The 1996-2015 chart shows two major uptrend lines. One comes from the 2001 low while a steeper uptrend line comes from the 2003 low. Another steep uptrend line would have occurred from 2004 (line not shown). The steep line broke when gold broke down in April 2013. But the second and possibly more important uptrend line remains intact. That line intersects with the $875 1980 horizontal line. If the 8.33-year cycle occurs as is expected a test of that line may mark that important low. If the line were to break, however, it would most likely signal that gold has entered a long-term bear market.


The Dewey Dakin model suggests that commodities could be making a half cycle low within the context of a long term bull cycle for commodities that is not due to top until 2033. The Merriman model suggests that an 8.33 year cycle is due starting sometime after September 2015 but could be as late as July 2018. If Merriman’s model and the Dewey Dakin model are lining up then a major low could be seen any time after September 2015. The uptrend line from 2003 could be a magnet. As well, the 1980 gold high could also act as a magnet. Could the final low come in anywhere around $900-$1000 and be seen in late 2015?

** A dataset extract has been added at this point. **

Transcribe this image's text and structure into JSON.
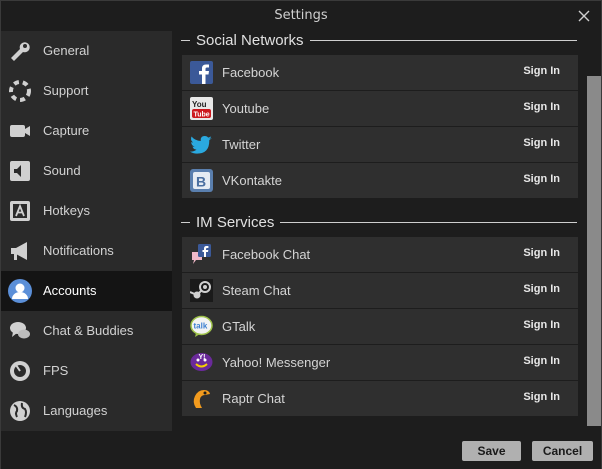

It is possible. Gold continues to appear that it is currently trying to make a corrective rally. Once that peak is seen expected anywhere from May to August 2015, a sharp decline could follow into a possible significant cycle low. Once that low has been made, the next phase of the bull market could get underway. Whether the analysts who believe the current decline is similar to the 1974-1976 decline is moot. Longer-term cycles are suggesting that the commodity bull market and by extension gold’s bull market has considerable further to go before it is finished.